On Monday, Sept. 10, Steve Clough will cross two things off his bucket list. The first is to kayak the 32-mile round-trip length of Canandaigua Lake. The second is to give back to the hospital that helped diagnose a mystery illness that left his son ailing and physicians across the country contradicting one another with their diagnoses.
In 1998, 10-year-old Jon Clough began to feel ill at one of the worst possible times – right before his family went on vacation. But after two pediatricians diagnosed him with Coxsackie virus, a virus that causes mild flu-like symptoms that usually only lasts for a few days, the Cloughs decided to move ahead with their planned family vacation to Mount Rainier in Washington.
“Jon was violently sick throughout the long plane ride,” Steve said. “He had a fever, swollen glands, lips that were a bright cherry red, and his skin was unbearably itchy. He had a red rash on his palms and all over his body.
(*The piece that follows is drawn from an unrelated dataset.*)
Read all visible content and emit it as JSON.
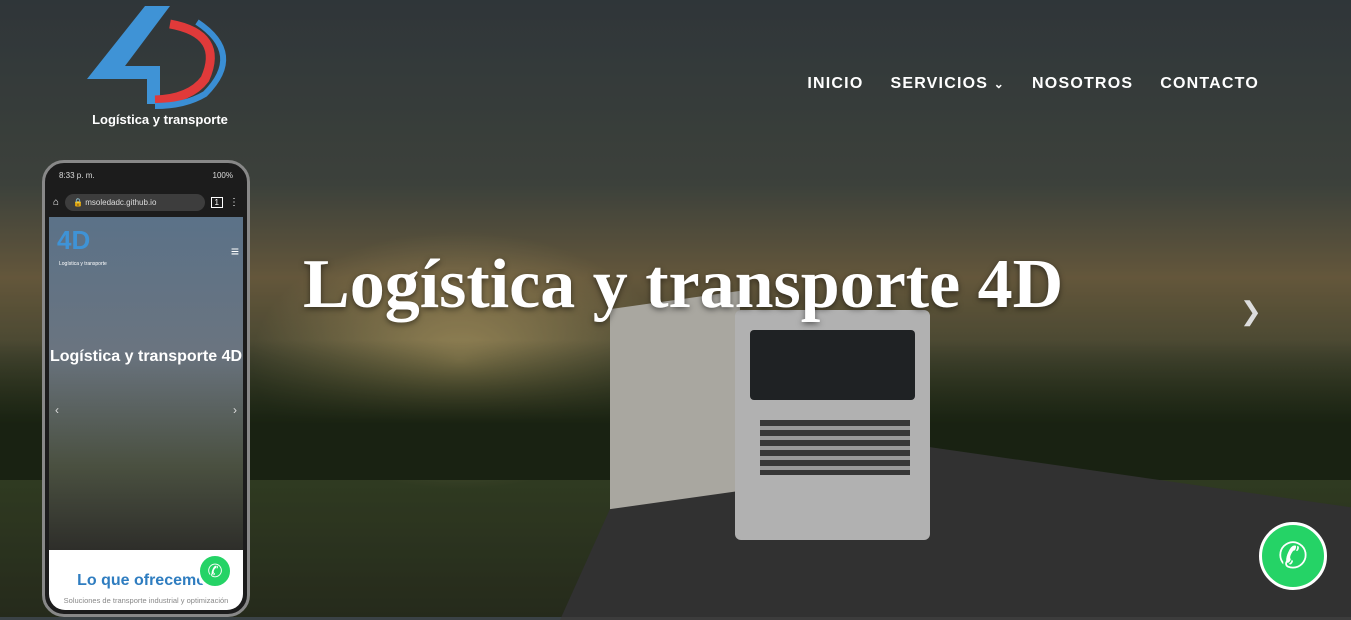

He was just miserable.”
Over the course of their vacation, the Cloughs bounced from doctor to doctor and received multiple conflicting, minor diagnoses of minor skin rashes and fevers, like Gianotti Crosti Syndrome, and one serious diagnosis – Kawasaki Disease. In the meantime, Jon was getting worse.
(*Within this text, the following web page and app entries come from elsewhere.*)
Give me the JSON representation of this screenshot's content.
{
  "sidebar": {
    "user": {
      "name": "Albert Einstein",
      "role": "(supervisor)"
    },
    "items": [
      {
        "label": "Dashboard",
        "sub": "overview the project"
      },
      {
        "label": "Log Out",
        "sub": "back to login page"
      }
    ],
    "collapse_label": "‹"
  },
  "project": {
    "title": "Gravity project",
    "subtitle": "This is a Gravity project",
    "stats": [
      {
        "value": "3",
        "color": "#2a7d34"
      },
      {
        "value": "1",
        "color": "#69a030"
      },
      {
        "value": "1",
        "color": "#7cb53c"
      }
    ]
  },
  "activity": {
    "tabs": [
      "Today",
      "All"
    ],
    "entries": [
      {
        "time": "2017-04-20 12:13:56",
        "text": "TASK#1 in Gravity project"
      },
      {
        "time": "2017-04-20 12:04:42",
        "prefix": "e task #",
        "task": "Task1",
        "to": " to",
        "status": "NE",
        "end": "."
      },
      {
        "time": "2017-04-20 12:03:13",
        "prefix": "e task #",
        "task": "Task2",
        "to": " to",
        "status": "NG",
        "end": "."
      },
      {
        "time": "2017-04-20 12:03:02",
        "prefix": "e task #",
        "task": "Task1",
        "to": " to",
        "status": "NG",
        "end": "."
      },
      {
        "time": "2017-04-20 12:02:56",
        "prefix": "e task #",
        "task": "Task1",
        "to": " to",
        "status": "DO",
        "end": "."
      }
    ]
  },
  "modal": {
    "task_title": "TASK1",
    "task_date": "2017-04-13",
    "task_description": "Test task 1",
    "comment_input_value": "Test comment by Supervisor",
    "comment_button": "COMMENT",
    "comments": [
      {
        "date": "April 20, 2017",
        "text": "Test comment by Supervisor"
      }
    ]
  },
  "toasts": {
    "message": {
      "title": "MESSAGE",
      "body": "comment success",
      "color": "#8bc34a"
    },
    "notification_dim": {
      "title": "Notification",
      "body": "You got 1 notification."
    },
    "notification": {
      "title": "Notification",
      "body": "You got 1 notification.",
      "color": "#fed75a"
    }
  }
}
The family’s frustration with a string of different diagnoses finally led them to Bradley Keller, M.D., then a University of Rochester Medical Center (URMC) pediatric cardiologist. Keller confirmed that Jon had Kawasaki Disease, the most serious of his numerous diagnoses. By this point, however, the disease had already run rampant long enough to injure Jon’s heart. Doctors at URMC ran a full mark-up of tests to monitor Jon’s heart to assess the damage. This proved beneficial for Jon, whose weakened heart led to two hospitalizations at what is now Golisano Children’s Hospital at URMC.
During these hospitalizations he received gamma globulin treatments to help boost his immune system. The boost was needed to fight off infections that had entered his heart, causing myocarditis, or abnormal swelling of the heart muscles. Left untreated, the myocarditis could have progressed to heart failure.
Today Jon, now 24 years old, has overcome his heart troubles and after serving with the United States Navy plans to attend RIT in the fall.
Kayak for Kids is Steve Clough’s way of giving back to Golisano Children’s Hospital for helping with his son’s heart. Steve will be setting out at 4 a.m. that morning and predicts the trip will last a total of 12 hours.
“I expect it to be very grueling, but it’s something that I’ve wanted to do for a long time – both for myself and to help give back to the hospital,” Steve said.